Keith Barrett believes he can improve Huntington Town by running it more like a business.
“I bring commonsense solutions to everyday problems,” Barrett said in a phone interview. “It’s what I’ve done as deputy director of general services for Huntington Town.”
Barrett is a Democrat running for one of two seats up for grabs on the town board this November. He’s running alongside Councilwoman Susan Berland (D), and both are backed by the Huntington Town Democratic Committee.
Barrett is a Huntington native. He went to Walt Whitman High School, and started his own business, Barrett Automotive, in 1997 in Huntington Station. He’s been involved in multiple organizations in Suffolk County, including the Huntington Station Business Improvement District, or BID, and Suffolk County Downtown Revitalization Grant Program.
“I’ve seen the inner workings of town government, and it’s prepared me for the role of town councilman,” Barrett said.
Appointed deputy director of general services about a year ago, Barrett has learned how to maximize the work of the department to make it work better for the residents of Huntington Town.
Previously, state inspections for Huntington Town-owned cars were not done inhouse, which he said was costing much more than having Barrett’s department perform them.
“I had the business sense to see that if the inspections were done inhouse, it would save the taxpayers a significant amount of money. It saves approximately $450,000 annually.”
Barrett also made sure all his employees were certified and earned their inspector licenses, so that he was not the only employee who could perform state inspections.
As president of the Huntington Station BID since its inception in 2004, Barrett has been able to continue to bring improvements to Huntington Station. Improvements include decorating the community with flower baskets, putting more garbage cans out on the streets and installing 43 security cameras that the Suffolk County Police Department has access to.

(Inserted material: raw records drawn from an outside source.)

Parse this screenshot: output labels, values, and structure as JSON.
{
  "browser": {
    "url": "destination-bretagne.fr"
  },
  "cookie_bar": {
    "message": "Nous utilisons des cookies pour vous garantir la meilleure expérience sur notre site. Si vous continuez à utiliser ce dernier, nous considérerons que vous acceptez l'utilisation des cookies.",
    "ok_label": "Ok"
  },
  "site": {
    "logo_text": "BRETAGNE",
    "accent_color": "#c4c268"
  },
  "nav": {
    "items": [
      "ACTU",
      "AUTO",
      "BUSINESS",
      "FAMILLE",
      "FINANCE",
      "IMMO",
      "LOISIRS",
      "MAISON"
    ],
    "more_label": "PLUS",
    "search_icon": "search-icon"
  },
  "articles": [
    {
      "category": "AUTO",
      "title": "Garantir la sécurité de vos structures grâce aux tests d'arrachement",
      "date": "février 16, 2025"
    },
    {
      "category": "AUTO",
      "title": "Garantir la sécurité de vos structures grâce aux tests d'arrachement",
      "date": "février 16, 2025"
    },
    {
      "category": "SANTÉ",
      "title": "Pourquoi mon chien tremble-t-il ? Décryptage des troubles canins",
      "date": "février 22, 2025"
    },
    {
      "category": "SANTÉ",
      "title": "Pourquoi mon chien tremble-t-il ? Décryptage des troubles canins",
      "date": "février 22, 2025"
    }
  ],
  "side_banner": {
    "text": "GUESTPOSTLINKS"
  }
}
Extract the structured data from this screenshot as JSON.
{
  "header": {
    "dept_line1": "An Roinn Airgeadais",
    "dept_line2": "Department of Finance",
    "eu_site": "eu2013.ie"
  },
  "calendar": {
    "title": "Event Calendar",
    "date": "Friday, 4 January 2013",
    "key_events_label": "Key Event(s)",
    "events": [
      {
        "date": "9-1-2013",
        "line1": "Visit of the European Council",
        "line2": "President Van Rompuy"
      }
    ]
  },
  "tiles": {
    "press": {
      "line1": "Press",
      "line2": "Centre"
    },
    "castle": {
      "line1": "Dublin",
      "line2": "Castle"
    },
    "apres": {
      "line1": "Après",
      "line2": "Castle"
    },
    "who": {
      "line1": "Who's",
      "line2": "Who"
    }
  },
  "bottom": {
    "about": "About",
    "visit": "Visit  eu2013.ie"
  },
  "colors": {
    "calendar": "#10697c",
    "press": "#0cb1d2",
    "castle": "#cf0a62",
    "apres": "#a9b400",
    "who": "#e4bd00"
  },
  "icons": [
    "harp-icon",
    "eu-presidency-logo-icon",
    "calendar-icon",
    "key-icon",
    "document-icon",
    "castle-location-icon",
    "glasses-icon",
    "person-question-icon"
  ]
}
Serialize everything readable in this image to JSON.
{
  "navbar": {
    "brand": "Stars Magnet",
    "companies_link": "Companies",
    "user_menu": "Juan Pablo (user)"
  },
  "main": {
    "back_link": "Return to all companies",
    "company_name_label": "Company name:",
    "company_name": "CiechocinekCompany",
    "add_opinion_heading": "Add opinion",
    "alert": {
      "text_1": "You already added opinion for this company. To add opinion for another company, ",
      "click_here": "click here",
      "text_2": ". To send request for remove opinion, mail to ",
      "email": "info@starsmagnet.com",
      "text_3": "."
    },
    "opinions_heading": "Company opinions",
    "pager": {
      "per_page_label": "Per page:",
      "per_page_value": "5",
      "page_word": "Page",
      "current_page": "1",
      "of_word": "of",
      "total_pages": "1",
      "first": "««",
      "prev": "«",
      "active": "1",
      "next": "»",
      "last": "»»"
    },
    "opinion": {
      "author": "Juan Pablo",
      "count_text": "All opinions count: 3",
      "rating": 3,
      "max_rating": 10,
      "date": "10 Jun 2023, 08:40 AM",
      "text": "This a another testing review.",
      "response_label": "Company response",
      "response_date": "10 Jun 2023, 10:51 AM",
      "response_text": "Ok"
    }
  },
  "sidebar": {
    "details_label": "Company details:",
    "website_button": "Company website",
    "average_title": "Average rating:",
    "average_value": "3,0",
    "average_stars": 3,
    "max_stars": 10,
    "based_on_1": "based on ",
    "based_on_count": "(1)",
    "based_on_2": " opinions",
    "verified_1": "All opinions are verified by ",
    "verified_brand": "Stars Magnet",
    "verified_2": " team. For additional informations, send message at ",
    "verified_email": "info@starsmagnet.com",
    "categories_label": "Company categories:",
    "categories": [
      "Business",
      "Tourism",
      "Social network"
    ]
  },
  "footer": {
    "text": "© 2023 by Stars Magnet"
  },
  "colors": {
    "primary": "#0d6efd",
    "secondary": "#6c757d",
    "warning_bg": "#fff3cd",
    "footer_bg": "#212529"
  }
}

Brad Rosen, a member of the Huntington Station BID, said the reason he and Barrett get along so well is because they both come through on everything they commit to.
“All town government is a business, and one thing I know of Keith is that he’s a businessman,” Rosen said in a phone interview. “America is a business now and it needs to be run like one.”
He also praised Barrett’s ethics as being nothing but “perfect.”
The annual Huntington Station Awareness Parade, which Barrett co-chairs, is another project the BID is involved with.
“I try to make business propositions better in Huntington Station,” Barrett said. “I’ve always wanted to make Huntington Station a destination, not a drive-thru. My assumption of Huntington Station was that you drove through there to get to the village, or you drove through it to get on the expressway. We want people to stop there, shop there, live there, work there and play there.”
Barrett’s involvement spans further than just Huntington Station. As a member of the Suffolk County Downtown Revitalization Grant Program, Barrett said he has worked to get grants for Northport and East Northport to help better those areas as well.
Currently in the works, and a project that Barrett helped pushed through, is a grant for Northport to develop kiosks and an information center. This would help spread information about events going on in Northport to the many visitors the village gets during its busy summer season.
Grants to improve the intersection marking entrance to Northport Village and to revamp crosswalks in East Northport are other projects Barrett has fought for while a member of the grant program.
In terms of issues facing Huntington Town, Barrett said public safety is among the biggest. “It needs to be addressed.”
A committee for Huntington Station public safety is one idea Barrett is interested in pursuing if elected. He wants to hear insight from community members.
“I believe police presence makes a big difference,” he said. “I’d love to see more patrols,” Barrett said, when asked whether he agrees with recent outcries from residents for an increased police force after several incidents of violence this summer.
When asked his position on over-development, Barrett said, “as long as it’s regulated, I don’t see it as a terrible problem. To an extent, we need to do it. As long as it doesn’t end up looking like Queens.”
Overall, Barrett said he’s got a unique perspective to bring to the board.
“We have lawyers on the board. I am a businessperson. I’m going to take a business aspect. I want to best utilize our labor for the best use for the community,”
Recently, Barrett used his labor force to better the community by redoing a basketball court in Otsego Park in Dix Hills. He asked Highway Superintendent Peter Gunther to repave the court, which was full of cracks, instead of hiring an outside contractor, which would cost much more.
Barrett then had his team repair the backboards and, soon enough, a new and improved basketball court was ready for the kids. He said he hopes to continue this idea and repair two more basketball courts at Veterans Park in East Northport.
“I want to see more things like this being done in all departments,” Barrett said.